What musical instruments were played?
An electric piano.
Did anything distract you?
A persistent fly was buzzing about me for the first half of
the service. Eventually he moved on to annoy someone else.
Was the worship stiff-upper-lip,
happy clappy, or what?
I would describe the service as middle to low Anglican. It was
formal in that it followed the liturgy carefully and seriously
(Rite II, by the way), but there were no bells, candles or incense.
The hymns were a mix of traditional and modern. Some were very
familiar to me from my church, while others I had never heard
before. The exchange of peace was drawn out, with each person
determined to greet every person in the church. All Christians
were invited to take part in the communion, which was done with
those receiving communion coming up to the altar to do so (standing
as opposed to kneeling) by row at the direction of an usher.
Exactly how long was the
On a scale of 1-10, how
good was the preacher?
9 Father Rennier was actually trying to keep his sermon
under a minute so that the guest speaker, the Revd Rufus, could
tell about his missionary work in India. But after he concluded
his talk, one of the parishioners pointed out that he had spoken
for just over two minutes. He demonstrated how effective a simple
sermon can be, making his points quickly but powerfully.
In a nutshell, what was
the sermon about?
The act of disciplining (or reminding) our fellow Christians when they go astray should be done out of love and not out of ego or feelings of superiority. We are all sinners, struggling to live as God wants us to, so we should treat each other as loved companions, not as children to be corrected.

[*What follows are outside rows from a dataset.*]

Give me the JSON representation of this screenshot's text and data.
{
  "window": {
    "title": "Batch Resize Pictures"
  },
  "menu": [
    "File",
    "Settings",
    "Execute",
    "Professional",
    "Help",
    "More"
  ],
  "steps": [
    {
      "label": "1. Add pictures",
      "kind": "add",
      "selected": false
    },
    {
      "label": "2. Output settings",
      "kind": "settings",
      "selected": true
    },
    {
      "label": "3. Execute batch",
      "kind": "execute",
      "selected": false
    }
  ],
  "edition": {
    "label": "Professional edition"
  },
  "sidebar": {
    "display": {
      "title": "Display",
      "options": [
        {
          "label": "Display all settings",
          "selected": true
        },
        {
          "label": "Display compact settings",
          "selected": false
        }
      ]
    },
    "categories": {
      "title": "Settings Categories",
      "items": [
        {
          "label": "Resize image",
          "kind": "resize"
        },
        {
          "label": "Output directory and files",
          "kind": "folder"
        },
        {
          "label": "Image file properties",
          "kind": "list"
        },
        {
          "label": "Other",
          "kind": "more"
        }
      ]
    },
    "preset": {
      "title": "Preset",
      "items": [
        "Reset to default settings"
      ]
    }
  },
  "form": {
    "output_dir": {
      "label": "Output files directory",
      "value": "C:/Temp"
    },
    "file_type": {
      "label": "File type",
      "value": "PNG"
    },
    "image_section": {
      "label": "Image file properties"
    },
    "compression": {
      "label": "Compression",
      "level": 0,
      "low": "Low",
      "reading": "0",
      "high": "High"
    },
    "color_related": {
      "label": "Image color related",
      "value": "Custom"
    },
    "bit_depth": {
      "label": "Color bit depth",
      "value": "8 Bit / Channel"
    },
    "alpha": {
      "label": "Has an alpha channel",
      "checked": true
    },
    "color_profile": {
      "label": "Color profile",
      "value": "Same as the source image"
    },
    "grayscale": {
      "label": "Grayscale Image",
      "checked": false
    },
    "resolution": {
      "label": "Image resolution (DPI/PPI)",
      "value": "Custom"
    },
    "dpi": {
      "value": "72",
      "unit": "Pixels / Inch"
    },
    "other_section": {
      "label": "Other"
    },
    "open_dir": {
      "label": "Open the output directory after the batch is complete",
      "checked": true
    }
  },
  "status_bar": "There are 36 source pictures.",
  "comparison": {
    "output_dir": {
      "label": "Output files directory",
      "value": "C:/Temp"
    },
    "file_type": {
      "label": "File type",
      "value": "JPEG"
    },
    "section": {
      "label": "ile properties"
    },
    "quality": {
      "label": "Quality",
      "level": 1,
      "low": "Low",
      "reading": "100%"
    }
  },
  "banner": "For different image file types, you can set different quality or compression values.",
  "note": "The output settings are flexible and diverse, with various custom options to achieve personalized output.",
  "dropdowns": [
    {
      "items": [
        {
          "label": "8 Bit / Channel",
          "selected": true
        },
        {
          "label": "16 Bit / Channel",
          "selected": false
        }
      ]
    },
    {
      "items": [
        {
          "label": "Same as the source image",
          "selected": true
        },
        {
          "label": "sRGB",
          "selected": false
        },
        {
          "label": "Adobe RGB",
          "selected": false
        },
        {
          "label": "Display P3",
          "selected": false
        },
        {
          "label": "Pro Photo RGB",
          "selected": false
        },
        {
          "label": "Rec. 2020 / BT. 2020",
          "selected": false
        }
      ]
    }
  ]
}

Which part of the service was like being in
For a small congregation, the singing was very impressive. I felt carried aloft by some of the beautiful voices nearby.
And which part was like being in... er... the other place?
The most hell-like moment to me occurred when speaking to parishioners
after the service. Not that they were rude or unfriendly, they
were anything but; it was my own realization that these warm,
welcoming people for reasons I couldn't quite fathom felt so
out of place in the Episcopal Church that they chose to align
themselves with an Anglican bishop in Kenya. They were quite
willing to talk to me about it. They said that it "wasn't
just the gay thing. We believe that salvation comes only through
Jesus Christ, and we feel the modern Episcopal Church has strayed
from that core belief." They certainly seemed committed
to the latter, but I still feel that there was more going on
there than they admitted to me to drive them to such a foreign
association. I just didn't know what else to ask them. Back
home, my own priest commented that he felt they must have a
very limited view of Christ to be so restrictive in their beliefs
on the way to salvation.
What happened when you
hung around after the service looking lost?
At the end of the service, the majority of people gathered at
the back of the room where refreshments had been set out. A
couple of vestry members came over to me. They were very interested
in how I had found out about the church and were eager to answer
How would you describe
the after-service coffee?
Coffee, jalapeno cornbread and watermelon. Simple, but satisfying.
How would you feel about making this church your regular (where 10 = ecstatic, 0 = terminal)?
1 Wonderful people, but I love the progress the Episcopal
Church has made, so I obviously wouldn't feel comfortable here
as a regular parishioner.
Did the service make you feel glad to be a
Yes and no. I am always encouraged by people who are so dedicated
to their faith and acting as Jesus calls us to do, but I remain
troubled by their efforts to leave the Episcopal Church.
What one thing will you remember about all this in seven days' time?
The simple makeshift chapel space, reminding me that all the
trappings may aid in worship, but true believers carry on their
faith in whatever space is available.
|We rely on voluntary donations to stay online. If you're a regular visitor to Ship of Fools, please consider supporting us.
|The Mystery Pilgrim
| One of our most seasoned reporters makes the Camino pilgrimage to Santiago de Compostela in Spain. Read here.
| Read reports from 70 London churches, visited by a small army of Mystery Worshippers on one single Sunday. Read here.